by formal assessments of their likely implications for the budget and
for the environment, so they should be accompanied by assessments of
their implications for our relationships.
Yes, and the answer
to those implications is for the government to do a lot less of
everything. That's not the way for Tanner and Gittens though. They
want a Ministry of Cuddles.
It would be no
magic solution, obviously. But at least it might help move our politicians
to a higher level of enlightenment
of course, meaning bigger government.
beats space travel
people dream of riding a motorcycle than going in to space according
to a recent survey conducted for the BBC.
The pole asked 20,000
people the one thing they most wanted to do before they died and more
of them said they wanted to ride a motorcycle than go in to space, climb
Mount Everest, or
visit Disney World.
See? This is what
I've been telling you people all along.
Tyson vs. Foreman: the great fight that never was
fatter & slower, but still packing a punch that could kill elephants:
George Foreman in the 90's
piece over at East
Side Boxing about the reasons a Mike Tyson vs. George Foreman bout
never eventuated back in 1990.
the jolly old fat bald guy, 15 years past his prime really have been a

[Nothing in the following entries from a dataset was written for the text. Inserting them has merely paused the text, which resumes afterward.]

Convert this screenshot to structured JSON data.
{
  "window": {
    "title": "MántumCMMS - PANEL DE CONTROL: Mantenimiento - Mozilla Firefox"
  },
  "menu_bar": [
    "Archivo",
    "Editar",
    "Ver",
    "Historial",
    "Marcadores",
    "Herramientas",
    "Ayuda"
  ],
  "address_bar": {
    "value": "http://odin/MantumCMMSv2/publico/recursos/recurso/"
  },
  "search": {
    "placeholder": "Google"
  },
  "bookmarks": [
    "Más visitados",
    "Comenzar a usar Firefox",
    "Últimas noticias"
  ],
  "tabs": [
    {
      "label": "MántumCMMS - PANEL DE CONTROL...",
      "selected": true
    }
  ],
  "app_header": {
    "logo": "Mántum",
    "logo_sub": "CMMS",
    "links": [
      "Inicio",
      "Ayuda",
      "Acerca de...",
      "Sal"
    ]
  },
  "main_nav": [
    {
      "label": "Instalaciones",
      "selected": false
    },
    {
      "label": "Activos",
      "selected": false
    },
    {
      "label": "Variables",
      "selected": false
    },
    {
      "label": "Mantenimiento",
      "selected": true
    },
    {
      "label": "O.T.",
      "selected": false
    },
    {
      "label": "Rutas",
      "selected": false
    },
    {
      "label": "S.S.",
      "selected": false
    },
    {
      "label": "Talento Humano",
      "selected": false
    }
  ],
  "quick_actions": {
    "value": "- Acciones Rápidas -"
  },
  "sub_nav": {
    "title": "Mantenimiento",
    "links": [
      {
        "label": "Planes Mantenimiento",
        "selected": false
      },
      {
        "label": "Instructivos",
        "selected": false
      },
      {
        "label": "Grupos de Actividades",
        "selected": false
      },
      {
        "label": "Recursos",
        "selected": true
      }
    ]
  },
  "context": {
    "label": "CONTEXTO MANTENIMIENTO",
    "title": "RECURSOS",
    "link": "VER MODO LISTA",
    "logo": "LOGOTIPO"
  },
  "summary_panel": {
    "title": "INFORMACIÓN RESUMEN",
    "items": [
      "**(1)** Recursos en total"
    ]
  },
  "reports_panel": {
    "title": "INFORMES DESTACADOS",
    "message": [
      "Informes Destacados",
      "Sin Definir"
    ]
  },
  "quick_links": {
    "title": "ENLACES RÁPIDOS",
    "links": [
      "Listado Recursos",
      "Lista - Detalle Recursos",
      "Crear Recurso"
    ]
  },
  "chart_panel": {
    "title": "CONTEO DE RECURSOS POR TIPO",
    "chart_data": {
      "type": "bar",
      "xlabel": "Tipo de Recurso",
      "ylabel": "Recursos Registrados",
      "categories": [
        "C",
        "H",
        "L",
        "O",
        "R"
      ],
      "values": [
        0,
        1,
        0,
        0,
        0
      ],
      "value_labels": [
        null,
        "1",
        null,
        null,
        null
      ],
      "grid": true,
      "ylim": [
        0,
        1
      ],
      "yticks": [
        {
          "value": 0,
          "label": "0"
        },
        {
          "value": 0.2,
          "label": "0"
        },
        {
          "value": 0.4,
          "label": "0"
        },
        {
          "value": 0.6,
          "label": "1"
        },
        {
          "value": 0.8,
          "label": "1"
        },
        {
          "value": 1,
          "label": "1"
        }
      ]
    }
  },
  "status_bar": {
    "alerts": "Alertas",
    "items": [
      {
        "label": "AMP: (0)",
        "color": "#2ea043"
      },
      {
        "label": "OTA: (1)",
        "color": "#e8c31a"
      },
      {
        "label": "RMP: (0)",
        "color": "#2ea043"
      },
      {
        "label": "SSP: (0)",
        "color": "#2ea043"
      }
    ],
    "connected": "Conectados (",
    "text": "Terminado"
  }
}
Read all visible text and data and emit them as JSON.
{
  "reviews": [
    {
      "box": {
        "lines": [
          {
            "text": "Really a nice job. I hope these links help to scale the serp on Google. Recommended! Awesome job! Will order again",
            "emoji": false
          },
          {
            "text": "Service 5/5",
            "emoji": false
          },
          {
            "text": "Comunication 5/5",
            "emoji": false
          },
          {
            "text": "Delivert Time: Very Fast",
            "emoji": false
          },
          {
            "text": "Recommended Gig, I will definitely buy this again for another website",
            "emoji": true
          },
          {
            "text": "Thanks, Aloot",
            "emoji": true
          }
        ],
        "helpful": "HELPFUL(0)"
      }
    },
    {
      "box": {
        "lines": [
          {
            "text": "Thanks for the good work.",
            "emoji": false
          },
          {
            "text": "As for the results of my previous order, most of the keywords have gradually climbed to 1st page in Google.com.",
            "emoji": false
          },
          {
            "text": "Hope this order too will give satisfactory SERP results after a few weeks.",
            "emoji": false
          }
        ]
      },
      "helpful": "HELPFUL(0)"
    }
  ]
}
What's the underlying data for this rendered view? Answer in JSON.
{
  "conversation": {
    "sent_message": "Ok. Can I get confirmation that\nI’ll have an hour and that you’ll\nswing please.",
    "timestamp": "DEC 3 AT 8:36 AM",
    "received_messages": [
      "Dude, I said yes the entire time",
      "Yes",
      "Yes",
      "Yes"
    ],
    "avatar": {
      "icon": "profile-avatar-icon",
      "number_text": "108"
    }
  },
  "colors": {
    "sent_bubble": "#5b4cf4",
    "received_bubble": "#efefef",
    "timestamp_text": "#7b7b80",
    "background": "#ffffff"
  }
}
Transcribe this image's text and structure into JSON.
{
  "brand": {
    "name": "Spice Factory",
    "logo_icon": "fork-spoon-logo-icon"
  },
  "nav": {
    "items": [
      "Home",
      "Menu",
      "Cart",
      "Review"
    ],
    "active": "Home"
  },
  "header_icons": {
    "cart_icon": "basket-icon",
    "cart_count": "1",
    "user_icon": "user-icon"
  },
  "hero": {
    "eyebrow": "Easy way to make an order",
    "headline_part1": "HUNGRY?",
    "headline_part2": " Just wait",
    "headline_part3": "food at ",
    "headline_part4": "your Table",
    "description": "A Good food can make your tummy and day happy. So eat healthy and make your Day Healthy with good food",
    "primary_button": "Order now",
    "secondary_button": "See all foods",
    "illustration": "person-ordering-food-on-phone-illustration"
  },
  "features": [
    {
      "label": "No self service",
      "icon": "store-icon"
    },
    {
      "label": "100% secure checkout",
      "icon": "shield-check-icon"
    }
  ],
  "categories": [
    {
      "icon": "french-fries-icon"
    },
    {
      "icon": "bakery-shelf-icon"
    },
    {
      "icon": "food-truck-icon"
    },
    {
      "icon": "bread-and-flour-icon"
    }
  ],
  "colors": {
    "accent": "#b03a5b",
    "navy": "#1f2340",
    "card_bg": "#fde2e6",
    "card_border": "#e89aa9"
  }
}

match for the seemingly invincible Iron Mike? Most laughed at the idea.
Everyone it seems, except Tyson himself.
that Tyson said Foreman was much better than people thought, and was
a dangerous fight for any of the top heavyweights. Goodman proceeded
to explain how Tyson was calling Foreman a big con man, and explained
that the grandpop act was just a front. He said Tyson saw Foreman as
trying to set up the boxing world into thinking he was a pushover, knowing
that he really wasn't. Tyson said Foreman was a wolf in sheep's clothing.
Goodman continued to say that after seeing Tyson's response to King
trying to push him into a fight with Foreman, he had no doubt that Tyson
had fear of Foreman.
It is absolutely
a fact that Mike Tyson was afraid to fight 41-year-old George Foreman--the
same Foreman who Evander Holyfield would fight and beat in April of
1991. I have not a doubt that had Foreman and Tyson fought anytime between
1990 and 1997 that Foreman would have knocked Tyson out inside of three
rounds. Tyson just has nothing to beat Foreman with; his edge in hand
speed would have been a non-factor. He can't beat him by backing away,
and he would have gotten his head handed to him if he brought the fight
to Foreman. In addition, Foreman was bigger, stronger, tougher and hit
harder. Not to mention the fact that Foreman had a better chin and no
fear or doubt, unlike Tyson, who was full of fear and self-doubt.
I haven't a morsel
of a doubt that Tyson just doesn't match up with Foreman, and he knows
it. If Tyson of 1990 was afraid of an old Foreman, think how petrified
he would of been of a prime Foreman, the one who stared down both Joe
Frazier and Muhammad Ali in 1973 and 1974.
agree. Foreman in his prime would have destroyed Tyson within two rounds.
I disagree that the older George would have finished off Iron Mike so
easily, though my money would still be on the old man. His sheer size,
concrete chin and savage hitting power would get Tyson in the end. What
a shame we never saw this.